Data under study START
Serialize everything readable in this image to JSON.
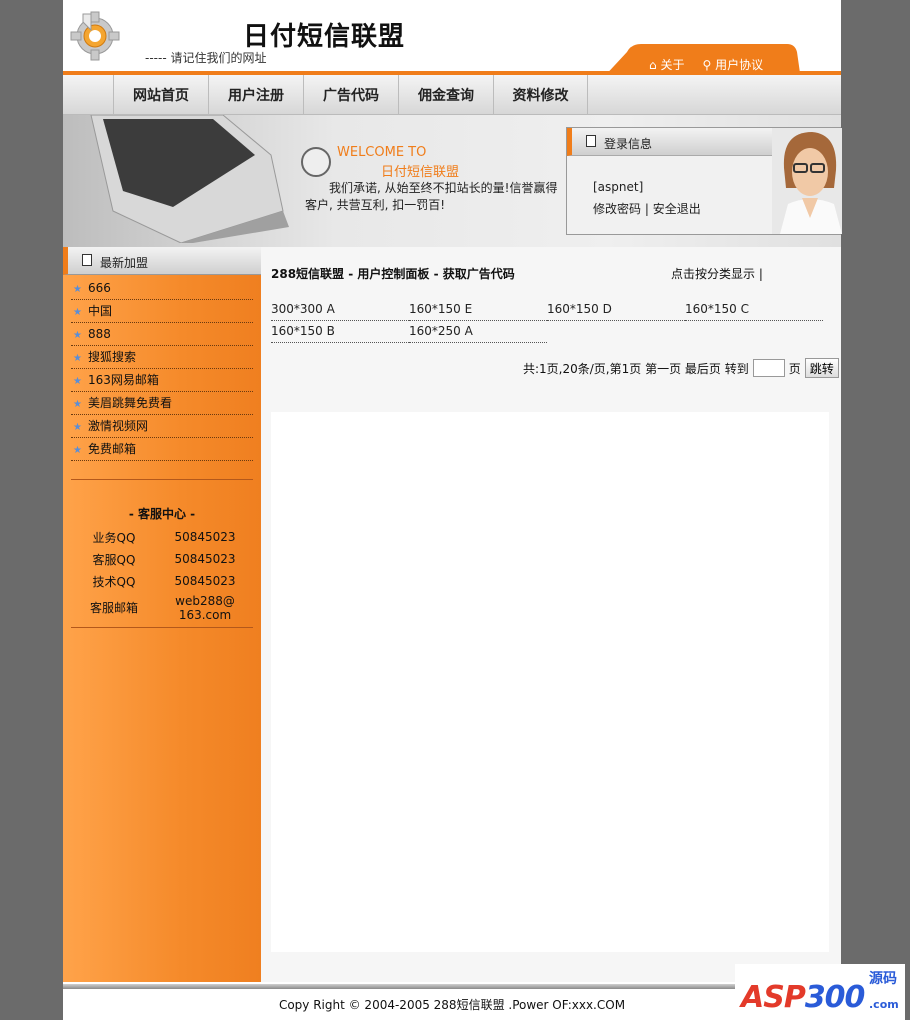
{
  "header": {
    "site_title": "日付短信联盟",
    "slogan": "----- 请记住我们的网址",
    "links": {
      "about": "关于",
      "agreement": "用户协议"
    }
  },
  "nav": {
    "items": [
      "网站首页",
      "用户注册",
      "广告代码",
      "佣金查询",
      "资料修改"
    ]
  },
  "banner": {
    "welcome_en": "WELCOME TO",
    "welcome_cn": "日付短信联盟",
    "text": "我们承诺, 从始至终不扣站长的量!信誉赢得客户, 共营互利, 扣一罚百!"
  },
  "login": {
    "title": "登录信息",
    "user": "[aspnet]",
    "change_password": "修改密码",
    "separator": "|",
    "logout": "安全退出"
  },
  "sidebar": {
    "title": "最新加盟",
    "items": [
      "666",
      "中国",
      "888",
      "搜狐搜索",
      "163网易邮箱",
      "美眉跳舞免费看",
      "激情视频网",
      "免费邮箱"
    ],
    "service": {
      "title": "- 客服中心 -",
      "rows": [
        {
          "label": "业务QQ",
          "value": "50845023"
        },
        {
          "label": "客服QQ",
          "value": "50845023"
        },
        {
          "label": "技术QQ",
          "value": "50845023"
        },
        {
          "label": "客服邮箱",
          "value": "web288@ 163.com"
        }
      ]
    }
  },
  "main": {
    "breadcrumb": "288短信联盟 - 用户控制面板 - 获取广告代码",
    "sort_link": "点击按分类显示 |",
    "ad_sizes": [
      [
        "300*300 A",
        "160*150 E",
        "160*150 D",
        "160*150 C"
      ],
      [
        "160*150 B",
        "160*250 A"
      ]
    ],
    "pager": {
      "info": "共:1页,20条/页,第1页 第一页 最后页 转到",
      "page_unit": "页",
      "jump_label": "跳转",
      "page_input": ""
    }
  },
  "footer": {
    "text": "Copy Right © 2004-2005 288短信联盟 .Power OF:xxx.COM"
  },
  "watermark": {
    "asp": "ASP",
    "num": "300",
    "src": "源码",
    "com": ".com"
  },
  "colors": {
    "accent": "#f07d1a",
    "sidebar": "#f58a2a",
    "frame": "#6b6b6b"
  }
}
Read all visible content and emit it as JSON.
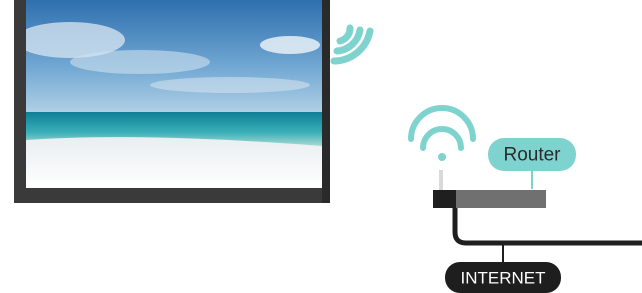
{
  "diagram": {
    "router_label": "Router",
    "internet_label": "INTERNET"
  },
  "colors": {
    "accent": "#7fd3cf",
    "tv_frame": "#3a3a3a",
    "router_body": "#707070",
    "router_front": "#1f1f1f",
    "cable": "#1f1f1f",
    "internet_pill": "#1e1e1e",
    "internet_text": "#ffffff",
    "router_text": "#2b2b2b"
  },
  "icons": [
    "tv-wifi-waves-icon",
    "router-wifi-icon"
  ]
}
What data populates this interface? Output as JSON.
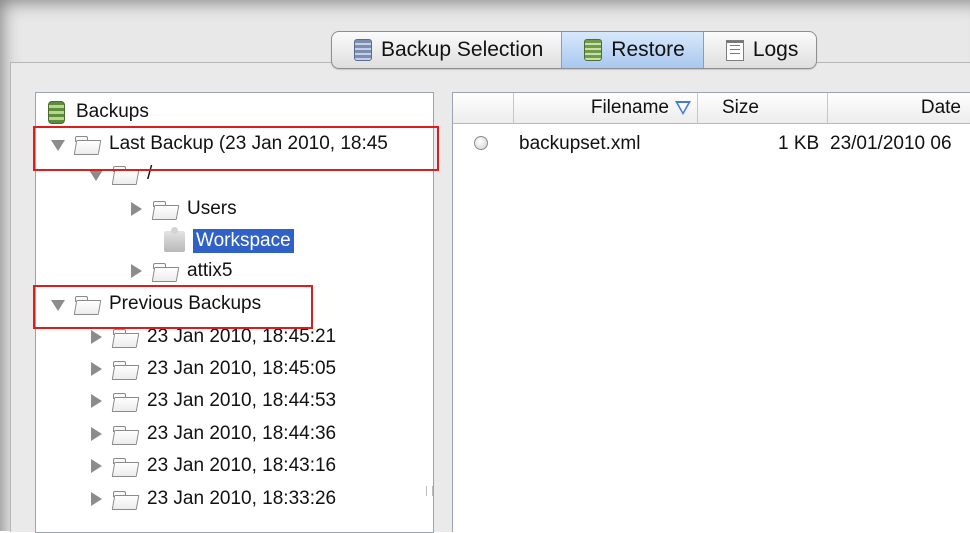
{
  "tabs": [
    {
      "label": "Backup Selection",
      "icon": "database-icon",
      "active": false
    },
    {
      "label": "Restore",
      "icon": "database-icon",
      "active": true
    },
    {
      "label": "Logs",
      "icon": "logs-icon",
      "active": false
    }
  ],
  "tree": {
    "root": "Backups",
    "last_backup": "Last Backup (23 Jan 2010, 18:45",
    "slash": "/",
    "users": "Users",
    "workspace": "Workspace",
    "attix5": "attix5",
    "previous_backups": "Previous Backups",
    "previous_items": [
      "23 Jan 2010, 18:45:21",
      "23 Jan 2010, 18:45:05",
      "23 Jan 2010, 18:44:53",
      "23 Jan 2010, 18:44:36",
      "23 Jan 2010, 18:43:16",
      "23 Jan 2010, 18:33:26"
    ]
  },
  "files": {
    "columns": {
      "filename": "Filename",
      "size": "Size",
      "date": "Date"
    },
    "rows": [
      {
        "filename": "backupset.xml",
        "size": "1 KB",
        "date": "23/01/2010 06"
      }
    ]
  },
  "colors": {
    "accent": "#2f61c6",
    "highlight_box": "#e01b1b"
  }
}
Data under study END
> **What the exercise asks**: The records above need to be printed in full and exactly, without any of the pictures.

> **Exercise answer**:
Serialize everything readable in this image to JSON.
{
  "header": {
    "site_title": "日付短信联盟",
    "slogan": "----- 请记住我们的网址",
    "links": {
      "about": "关于",
      "agreement": "用户协议"
    }
  },
  "nav": {
    "items": [
      "网站首页",
      "用户注册",
      "广告代码",
      "佣金查询",
      "资料修改"
    ]
  },
  "banner": {
    "welcome_en": "WELCOME TO",
    "welcome_cn": "日付短信联盟",
    "text": "我们承诺, 从始至终不扣站长的量!信誉赢得客户, 共营互利, 扣一罚百!"
  },
  "login": {
    "title": "登录信息",
    "user": "[aspnet]",
    "change_password": "修改密码",
    "separator": "|",
    "logout": "安全退出"
  },
  "sidebar": {
    "title": "最新加盟",
    "items": [
      "666",
      "中国",
      "888",
      "搜狐搜索",
      "163网易邮箱",
      "美眉跳舞免费看",
      "激情视频网",
      "免费邮箱"
    ],
    "service": {
      "title": "- 客服中心 -",
      "rows": [
        {
          "label": "业务QQ",
          "value": "50845023"
        },
        {
          "label": "客服QQ",
          "value": "50845023"
        },
        {
          "label": "技术QQ",
          "value": "50845023"
        },
        {
          "label": "客服邮箱",
          "value": "web288@ 163.com"
        }
      ]
    }
  },
  "main": {
    "breadcrumb": "288短信联盟 - 用户控制面板 - 获取广告代码",
    "sort_link": "点击按分类显示 |",
    "ad_sizes": [
      [
        "300*300 A",
        "160*150 E",
        "160*150 D",
        "160*150 C"
      ],
      [
        "160*150 B",
        "160*250 A"
      ]
    ],
    "pager": {
      "info": "共:1页,20条/页,第1页 第一页 最后页 转到",
      "page_unit": "页",
      "jump_label": "跳转",
      "page_input": ""
    }
  },
  "footer": {
    "text": "Copy Right © 2004-2005 288短信联盟 .Power OF:xxx.COM"
  },
  "watermark": {
    "asp": "ASP",
    "num": "300",
    "src": "源码",
    "com": ".com"
  },
  "colors": {
    "accent": "#f07d1a",
    "sidebar": "#f58a2a",
    "frame": "#6b6b6b"
  }
}
Read all visible content and emit it as JSON.
{
  "diagram": {
    "router_label": "Router",
    "internet_label": "INTERNET"
  },
  "colors": {
    "accent": "#7fd3cf",
    "tv_frame": "#3a3a3a",
    "router_body": "#707070",
    "router_front": "#1f1f1f",
    "cable": "#1f1f1f",
    "internet_pill": "#1e1e1e",
    "internet_text": "#ffffff",
    "router_text": "#2b2b2b"
  },
  "icons": [
    "tv-wifi-waves-icon",
    "router-wifi-icon"
  ]
}
What data populates this interface? Output as JSON.
{
  "tabs": [
    {
      "label": "Backup Selection",
      "icon": "database-icon",
      "active": false
    },
    {
      "label": "Restore",
      "icon": "database-icon",
      "active": true
    },
    {
      "label": "Logs",
      "icon": "logs-icon",
      "active": false
    }
  ],
  "tree": {
    "root": "Backups",
    "last_backup": "Last Backup (23 Jan 2010, 18:45",
    "slash": "/",
    "users": "Users",
    "workspace": "Workspace",
    "attix5": "attix5",
    "previous_backups": "Previous Backups",
    "previous_items": [
      "23 Jan 2010, 18:45:21",
      "23 Jan 2010, 18:45:05",
      "23 Jan 2010, 18:44:53",
      "23 Jan 2010, 18:44:36",
      "23 Jan 2010, 18:43:16",
      "23 Jan 2010, 18:33:26"
    ]
  },
  "files": {
    "columns": {
      "filename": "Filename",
      "size": "Size",
      "date": "Date"
    },
    "rows": [
      {
        "filename": "backupset.xml",
        "size": "1 KB",
        "date": "23/01/2010 06"
      }
    ]
  },
  "colors": {
    "accent": "#2f61c6",
    "highlight_box": "#e01b1b"
  }
}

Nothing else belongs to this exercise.